After the death of a loved one, most families are in a state of shock and grief. During that time, most people have difficulty making decisions with regard to that loved one’s last wishes. The most important gift you can leave for your family may simply be the guidance they need to handle your estate. The most common way to provide that guidance is through a Last Will and Testament and a Letter of Instruction.
The purpose of a Letter of Instruction
A Letter of Instruction is a written document that contains specific details that are not generally included in the Will. The purpose is to fill in any gaps that may be left by the terms of the Will, and it is used basically as a supplement to the Will. Just as family members need to know of the location of a Will, the Letter of Instruction should be placed along with the Will.
Common issues addressed in the Letter of Instruction
There are certain issues that can be more easily addressed in the Letter of Instruction, than in the Will itself. Some of these issues include the following:
- The identity of your attorney, accountant, insurance agent, and any other important contacts
- The location of all other important documents, such as insurance policies, birth certificates, deeds, etc.
- Financial information regarding bank accounts, retirement plans, safe deposit boxes, etc.
Items with sentimental value

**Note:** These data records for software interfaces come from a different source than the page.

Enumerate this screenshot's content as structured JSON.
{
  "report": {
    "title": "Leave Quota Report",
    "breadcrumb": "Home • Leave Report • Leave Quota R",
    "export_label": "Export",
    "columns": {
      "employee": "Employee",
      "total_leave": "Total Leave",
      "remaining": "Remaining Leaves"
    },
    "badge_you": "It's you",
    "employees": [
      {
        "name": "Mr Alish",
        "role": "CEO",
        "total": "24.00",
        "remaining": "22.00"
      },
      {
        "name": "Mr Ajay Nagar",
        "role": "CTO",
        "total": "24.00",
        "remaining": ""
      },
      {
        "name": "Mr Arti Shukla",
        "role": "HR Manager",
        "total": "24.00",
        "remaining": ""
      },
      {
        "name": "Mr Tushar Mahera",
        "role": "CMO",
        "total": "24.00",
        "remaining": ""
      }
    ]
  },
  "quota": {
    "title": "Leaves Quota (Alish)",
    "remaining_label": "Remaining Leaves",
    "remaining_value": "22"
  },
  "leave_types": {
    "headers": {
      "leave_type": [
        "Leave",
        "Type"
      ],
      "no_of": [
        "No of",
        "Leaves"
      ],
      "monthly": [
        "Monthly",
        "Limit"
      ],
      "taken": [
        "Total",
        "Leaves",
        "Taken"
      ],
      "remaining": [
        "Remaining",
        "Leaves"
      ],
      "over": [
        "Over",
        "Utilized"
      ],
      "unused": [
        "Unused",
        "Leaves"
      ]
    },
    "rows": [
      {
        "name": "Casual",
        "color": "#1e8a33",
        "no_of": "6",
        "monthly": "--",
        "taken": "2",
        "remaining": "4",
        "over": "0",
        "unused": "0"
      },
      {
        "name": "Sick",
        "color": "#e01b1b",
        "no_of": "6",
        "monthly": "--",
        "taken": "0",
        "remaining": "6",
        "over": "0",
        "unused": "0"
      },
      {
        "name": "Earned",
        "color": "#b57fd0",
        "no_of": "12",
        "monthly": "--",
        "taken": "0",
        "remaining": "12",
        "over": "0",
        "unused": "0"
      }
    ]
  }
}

Typically, there are certain personal items that have high sentimental value and cause most of the disputes among family members. It is wise to provide very specific instruction regarding these items, to the extent that information is not contained in the Will. Although a Letter of Instruction is not legally binding, it is very useful when used in conjunction with a Last Will and Testament.
Why a Letter of Instruction is so important
A Letter of Instruction should never be used as a substitute for a Will. Instead, it provides a detailed list of all the information your family will need in order to handle your estate, after your death. Without this necessary information, your family will likely spend a significant amount of time and money trying to locate that information, such as the location of your bank accounts, safe deposit boxes and other aspects of your finances and assets.
After the Letter of Instruction is drafted
After you have completed the Letter of Instruction, you should not only attach one copy to your Will, but also make another copy to give to your attorney. Also, keep one in a location your family would most likely look first when they try to find the information they need. It is also crucial that you update the letter regularly, as account numbers, bank locations and other aspects of your life and finances are likely to change.
If you have questions regarding HIPAA, or any other incapacity planning needs, please contact the Schomer Law Group either online or by calling us at (301) 337-7696.